“That’s one part of the solution, but for setting the price we are still trying to figure out how people set prices in local economies so we can give the power to the producers.”

How utilities can participate

Demystifying the notion that such projects are parallel to utility services, and that main energy sector players have no part to play, Shinde says that partnerships with utilities are a vital element to make the project work. “Utilities still have a lot of infrastructure all over cities and big villages,” she points out.

“That’s the whole point of Energy Bazaar, we don’t want to restrict ourselves to off-grid and small-scale solutions, but we also want to look into the wider market. This project can really be a collaboration where their infrastructure and our platform can be used together to deploy these solutions to different places.”

This can be especially valuable to enable democratised energy distribution in cities, for example, where energy access is still a visible marker of social inequalities. In some of India’s largest cities, Shinde exemplifies, there are areas where residents still rely on stolen energy within miles of other areas where modern and reliable technologies are commonplace.

“That’s why we’re not focusing only on local markets, but also maybe in city areas where utilities already have the infrastructure and are well-established. There is a huge opportunity to use these solutions in places like these and utilities can participate.”

Lessons from Engerati Meets

Will all of these concepts to be presented at Engerati Meets, Shinde says that it will be a great opportunity to showcase their vision of a more decentralised, sustainable, and socially equitable future.

“The most important point for Energy Bazaar is that it’s really good to see that so many projects are coming up in blockchain and transactive energy. There are some benefits of the top-down system, such as when there is a controller or a regulator,  the security of the systems is much easier. At the same time, transparency is lacking with regulators, and this is what we believe these transparent distributed system can help in creating. Thus, we need to reach an optimal trade-off and collaboration with the current existing regulated grids. ,” she points out.

“Also, when you are truly decentralising the system, people are going to be more powerful. They are going to try to introduce malicious activities but at the same time try to profit and improve their own well-being. This needs to be taken care of, and we really need to understand the social dynamics behind people before just hopping on to the technology.”

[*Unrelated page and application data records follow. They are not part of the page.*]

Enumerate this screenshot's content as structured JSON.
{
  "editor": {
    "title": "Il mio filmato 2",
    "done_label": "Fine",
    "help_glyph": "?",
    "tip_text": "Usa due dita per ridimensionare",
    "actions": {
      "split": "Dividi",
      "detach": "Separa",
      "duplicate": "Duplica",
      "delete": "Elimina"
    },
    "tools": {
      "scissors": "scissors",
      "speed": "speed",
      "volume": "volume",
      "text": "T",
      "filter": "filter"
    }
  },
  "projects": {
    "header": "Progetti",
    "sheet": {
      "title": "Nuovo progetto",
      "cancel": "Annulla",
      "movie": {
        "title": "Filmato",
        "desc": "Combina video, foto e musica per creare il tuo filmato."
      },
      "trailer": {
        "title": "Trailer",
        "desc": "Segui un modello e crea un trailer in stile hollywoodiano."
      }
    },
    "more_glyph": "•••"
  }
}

“The next important thing is that we’re all aware of the problems with decentralisation, if everybody starts using solar power or different types of renewable energy, the issues like duck curve become quite severe. Ramping up and down of a distributed system is not easy in case of emergencies, and scaling up with hardware integrations also pose quite a challenge in itself. We need to be careful and understand the impact of what we are going to produce.”

And the message they expect to get themselves? “I really expect to meet people and learn about energy exchange and their challenges, because we are just going to start our pilot and I really want to understand the technical problems that they might have faced. We do have experience on the software side, but we really want to hear more about the hardware integration side.”